Question from :
Shalom all, I see that you focus on many religions, but haven’t seen anything on Judaism. I wonder what your opinion might be on it, and, if to someone, if the be Torah divine. To me it is, but I’d like to hear any arguments against it, not that I may refute or debate it, but just to “see” what the other side has to offer.
Answer by SmartLX:
There are indeed only a few articles that involve Judaism, simply because not many people writing in identify as Jewish or ask about specifically Jewish topics.
Very little of my perspective on Judaism is unique to Judaism. It’s a theistic religion, reliant on claims of the existence of an interventionist creator god which I don’t think are justified. Nearly all of the Great Big Arguments for gods that I’ve covered can be used to argue for your god just as well as any other, and they have no additional merit when applied to yours.
My perspective on the Torah, as an ex-Christian, is that it’s a subset of the books in the Bible and specifically the Old Testament: Genesis, Exodus, Leviticus, Numbers, Deuteronomy. Many of the discussions I’ve had on the divinity and inerrancy of the Bible can be applied to these five books. To approach them from scratch, I don’t think they’re divine because I don’t think there’s a real god to bestow divinity on anything. To argue in the other direction for the existence of the god based on certain discernible qualities of the books is to argue that such qualities are impossible without the influence of a god, which I don’t think is the case.

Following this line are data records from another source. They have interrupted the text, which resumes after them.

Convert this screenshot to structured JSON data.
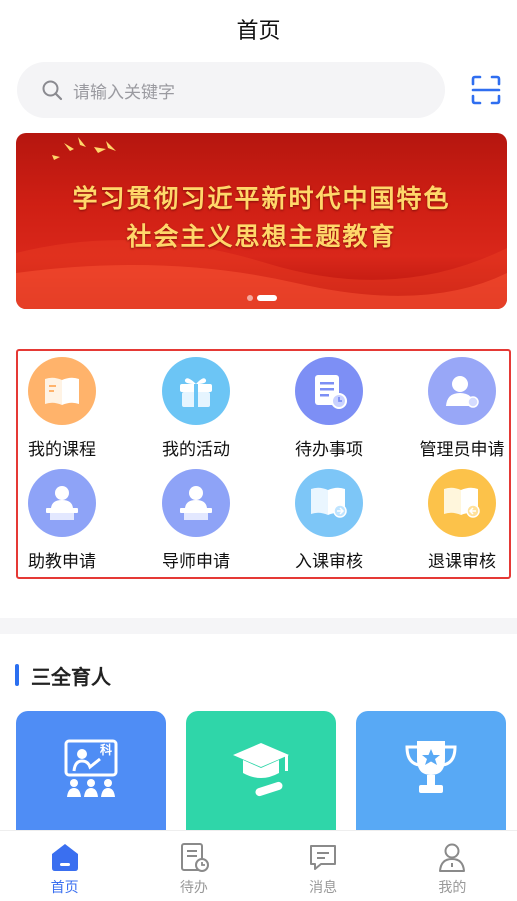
{
  "header": {
    "title": "首页"
  },
  "search": {
    "placeholder": "请输入关键字"
  },
  "banner": {
    "line1": "学习贯彻习近平新时代中国特色",
    "line2": "社会主义思想主题教育"
  },
  "grid": [
    {
      "label": "我的课程",
      "icon": "book-icon",
      "color": "#ffb36b"
    },
    {
      "label": "我的活动",
      "icon": "gift-icon",
      "color": "#6cc5f5"
    },
    {
      "label": "待办事项",
      "icon": "todo-list-icon",
      "color": "#7d8ff5"
    },
    {
      "label": "管理员申请",
      "icon": "admin-user-icon",
      "color": "#98a7f7"
    },
    {
      "label": "助教申请",
      "icon": "teacher-podium-icon",
      "color": "#8ea3f7"
    },
    {
      "label": "导师申请",
      "icon": "mentor-podium-icon",
      "color": "#8ea3f7"
    },
    {
      "label": "入课审核",
      "icon": "course-enter-review-icon",
      "color": "#7dc6f7"
    },
    {
      "label": "退课审核",
      "icon": "course-exit-review-icon",
      "color": "#fcc24a"
    }
  ],
  "section": {
    "title": "三全育人"
  },
  "cards": [
    {
      "icon": "classroom-icon",
      "badge": "科",
      "color": "#4f8df5"
    },
    {
      "icon": "graduation-cap-icon",
      "color": "#2fd6a9"
    },
    {
      "icon": "trophy-icon",
      "color": "#58a9f5"
    }
  ],
  "tabbar": [
    {
      "label": "首页",
      "icon": "home-icon",
      "active": true
    },
    {
      "label": "待办",
      "icon": "todo-icon",
      "active": false
    },
    {
      "label": "消息",
      "icon": "message-icon",
      "active": false
    },
    {
      "label": "我的",
      "icon": "profile-icon",
      "active": false
    }
  ],
  "colors": {
    "accent": "#3a6ff0",
    "highlight_border": "#e53935"
  }
}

If you’re looking for specific challenges to the material in the Torah, I’ve occasionally touched on Exodus, and all the stuff on evolution and cosmology has some bearing on Genesis.